Do you know that analogy where you shrink the whole of recorded time down to a single year?

This illustrates how incredibly recently the human race appeared and started tidying things up?  The author Stephen Bayley was riffing on this concept when he wrote: “It is five minutes to midnight for the private car.” He wrote that a few years ago now, so I imagine it must be about 23:57 by now. Either way, the Ovaltine’s gone cold.

 On the face of it, the eleven fifty-seven claim flies in the face of January’s news that UK car sales hit a record high in 2016. The SMMT thought that “very strong” consumer confidence was responsible, along with low-interest finance deals (and “the launch of several new models” – I don’t know which year in the past twenty the SMMT thinks didn’t see the launch of several new models). And the low interest rates can’t be the answer in themselves because there is nothing specific to car ownership about interest rates. I could also get a good deal on a grand piano. But I don’t see anyone claiming 2016 was a record year for piano ownership.

Perhaps the confidence is the answer, but it’s a slightly puzzling answer because 2016 was a year of uncertainty for much of the time, not a year you’d file under V for Very High Confidence. What they didn’t talk about was who is doing the purchasing.
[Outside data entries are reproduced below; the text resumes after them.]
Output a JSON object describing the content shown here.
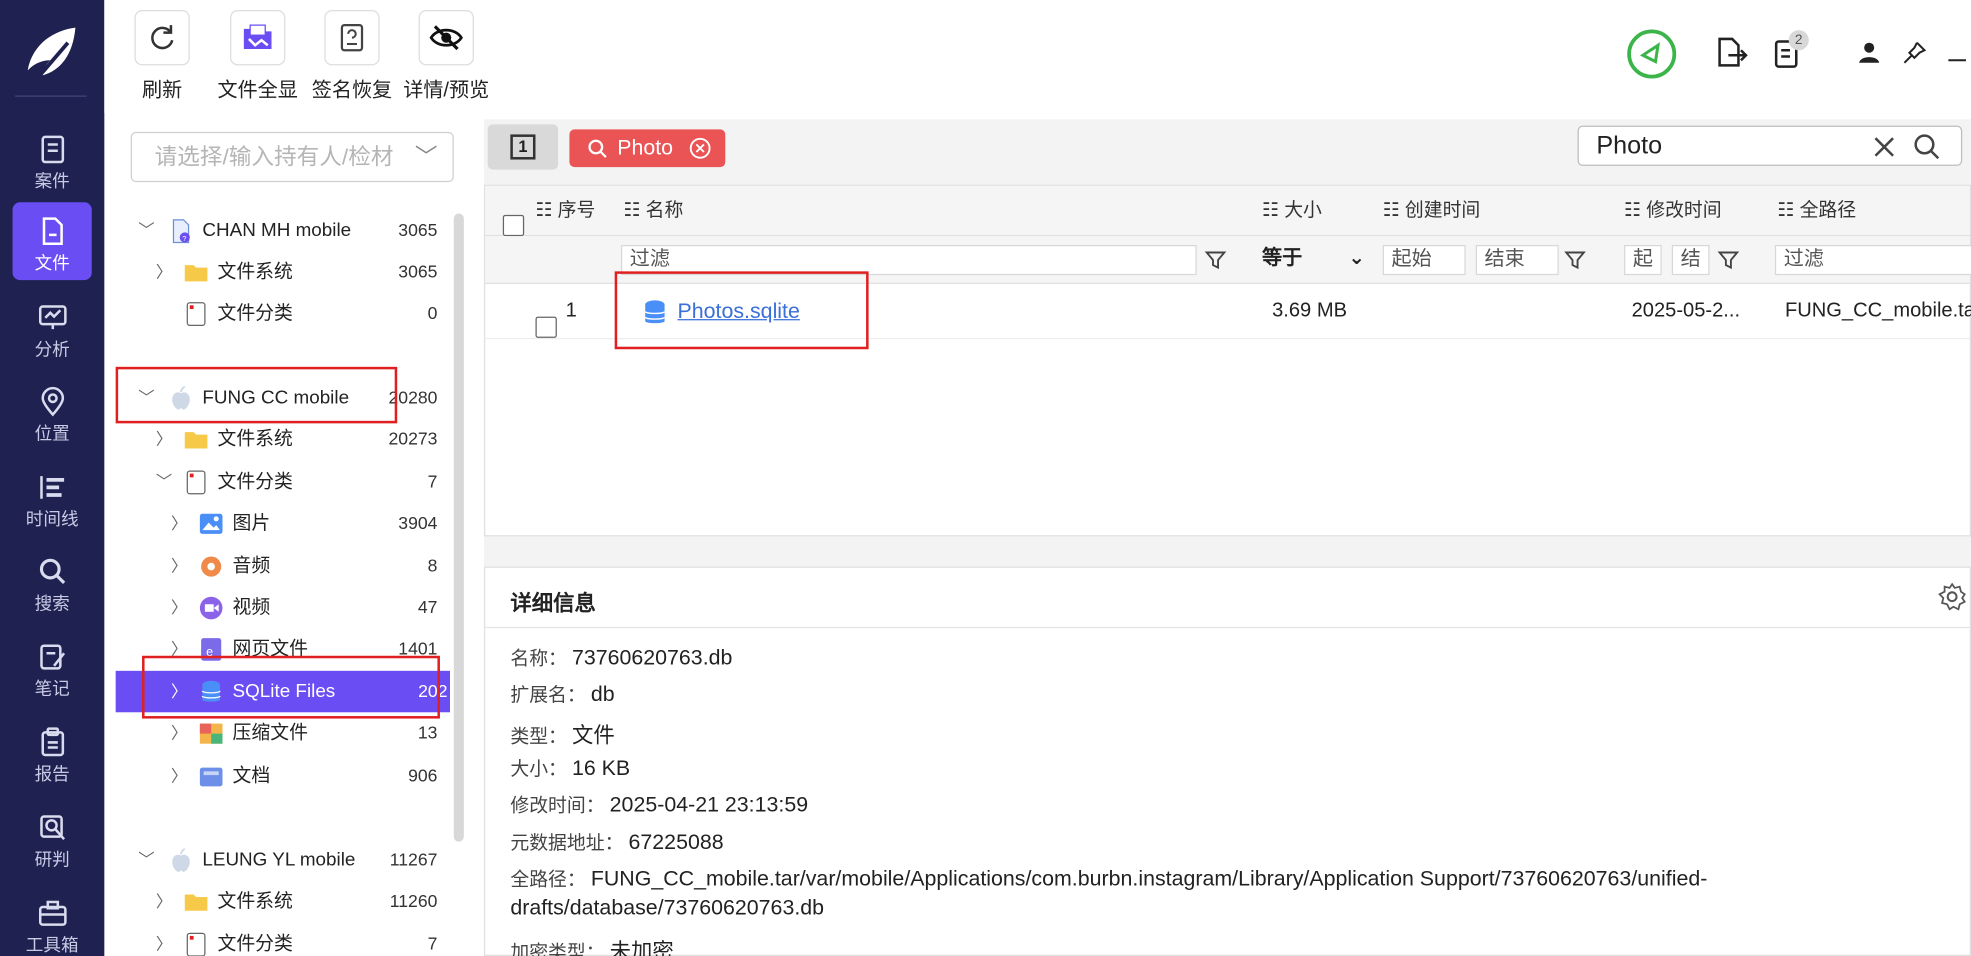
{
  "nav": {
    "items": [
      {
        "label": "案件",
        "icon": "case-icon"
      },
      {
        "label": "文件",
        "icon": "file-icon"
      },
      {
        "label": "分析",
        "icon": "analysis-icon"
      },
      {
        "label": "位置",
        "icon": "location-icon"
      },
      {
        "label": "时间线",
        "icon": "timeline-icon"
      },
      {
        "label": "搜索",
        "icon": "search-icon"
      },
      {
        "label": "笔记",
        "icon": "note-icon"
      },
      {
        "label": "报告",
        "icon": "report-icon"
      },
      {
        "label": "研判",
        "icon": "judge-icon"
      },
      {
        "label": "工具箱",
        "icon": "toolbox-icon"
      }
    ],
    "active_index": 1
  },
  "toolbar": {
    "refresh": "刷新",
    "show_all": "文件全显",
    "sig_recover": "签名恢复",
    "detail_preview": "详情/预览",
    "badge_count": "2"
  },
  "left": {
    "selector_placeholder": "请选择/输入持有人/检材",
    "tree": [
      {
        "label": "CHAN MH mobile",
        "count": "3065"
      },
      {
        "label": "文件系统",
        "count": "3065"
      },
      {
        "label": "文件分类",
        "count": "0"
      },
      {
        "label": "FUNG CC mobile",
        "count": "20280"
      },
      {
        "label": "文件系统",
        "count": "20273"
      },
      {
        "label": "文件分类",
        "count": "7"
      },
      {
        "label": "图片",
        "count": "3904"
      },
      {
        "label": "音频",
        "count": "8"
      },
      {
        "label": "视频",
        "count": "47"
      },
      {
        "label": "网页文件",
        "count": "1401"
      },
      {
        "label": "SQLite Files",
        "count": "202"
      },
      {
        "label": "压缩文件",
        "count": "13"
      },
      {
        "label": "文档",
        "count": "906"
      },
      {
        "label": "LEUNG YL mobile",
        "count": "11267"
      },
      {
        "label": "文件系统",
        "count": "11260"
      },
      {
        "label": "文件分类",
        "count": "7"
      }
    ]
  },
  "search": {
    "tag": "Photo",
    "value": "Photo",
    "view_number": "1"
  },
  "grid": {
    "headers": {
      "seq": "序号",
      "name": "名称",
      "size": "大小",
      "created": "创建时间",
      "modified": "修改时间",
      "path": "全路径"
    },
    "filters": {
      "name": "过滤",
      "size_op": "等于",
      "created_start": "起始",
      "created_end": "结束",
      "mod_start": "起",
      "mod_end": "结",
      "path": "过滤"
    },
    "rows": [
      {
        "seq": "1",
        "name": "Photos.sqlite",
        "size": "3.69 MB",
        "created": "",
        "modified": "2025-05-2...",
        "path": "FUNG_CC_mobile.ta"
      }
    ]
  },
  "detail": {
    "title": "详细信息",
    "fields": [
      {
        "k": "名称：",
        "v": "73760620763.db"
      },
      {
        "k": "扩展名：",
        "v": "db"
      },
      {
        "k": "类型：",
        "v": "文件"
      },
      {
        "k": "大小：",
        "v": "16 KB"
      },
      {
        "k": "修改时间：",
        "v": "2025-04-21 23:13:59"
      },
      {
        "k": "元数据地址：",
        "v": "67225088"
      },
      {
        "k": "全路径：",
        "v": "FUNG_CC_mobile.tar/var/mobile/Applications/com.burbn.instagram/Library/Application Support/73760620763/unified-"
      },
      {
        "k": "",
        "v": "drafts/database/73760620763.db"
      },
      {
        "k": "加密类型：",
        "v": "未加密"
      }
    ]
  },
  "colors": {
    "nav_bg": "#1f2150",
    "accent": "#6b4ef3",
    "tag": "#ea5455",
    "highlight": "#e02020"
  }
}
There’s growing evidence that the next generation of drivers are delaying their entry to private car ownership. The days of hopping into a brand new dark blue 1500cc Ford Anglia bought with the proceeds from your Saturday job at Lyons Corner House are no longer with us, and neither are the days when you could park it in cities. Mind you, we have to read this evidence in the context of a global recession which our brokers have only just climbed out of (the 2016 annual survey results from the NACFB, when adjusted for inflation, show we are still writing less total business than we were nine years ago).

But whatever the cause – disillusionment with new parking regulations, financial tolls, ecological concerns, traffic restrictions, lack of funds or the ubiquity of cheap simple transport alternatives – the end result is a rise in the mean average age of the private car owner. And at the other end, people are quitting driving at an older age, because they are living longer and the majority of those extra years are usually active ones. And if what persuaded your grandfather to hand in his licence was the fear of parallel parking the Chevette, imagine giving him the keys to a car that not only has featherweight power steering but also actually parks itself?

I speculate that this may even have the effect of putting a slight brake on new brokers coming to the market and making a success of it. There is a human preference for doing business with people who remind us of ourselves. Contestants in the Apprentice tell the camera confidently that “Sir Alan probably sees something of himself in me”, and while we viewers may look for stray slippers to hurl at the screen, they’re right, it does no harm at all. Perhaps the best mirroring of all is to be in the right age group.

If private car ownership is about to decline, it’s not about to be replaced by a single alternative. For every Uber, there’s a Kutsuplus. Kutsuplus was an innovative flexible-route bus system in Helsinki; the bus drove where its passengers wanted it to go, along a route plotted by computers built around the destinations. They had plans to run one hundred buses in this scheme by the start of 2017, but what actually happened was the number tumbled to zero. City officials stopped the funding that would have been required to expand the fleet. Hard to say whether Kutsuplus was an initial hesitant step down the right path, or a doomed compromise between true public transport and true autonomy.

If you plot historic survey results from the NACFB’s members, you get a result that suggested we reached “peak car” in the period 2014-2015, and have fallen away a little since. Still, the Helsinki example shows us that change happens slowly. my message to them all is – do not even think about retiring. Peak car or no peak car, there’s no shortage of business for you. The trouble is that public and driverless transport cannot be seen as aspirational – unless, of course, you are the company owner that stands to reap the benefits of efficiency gains.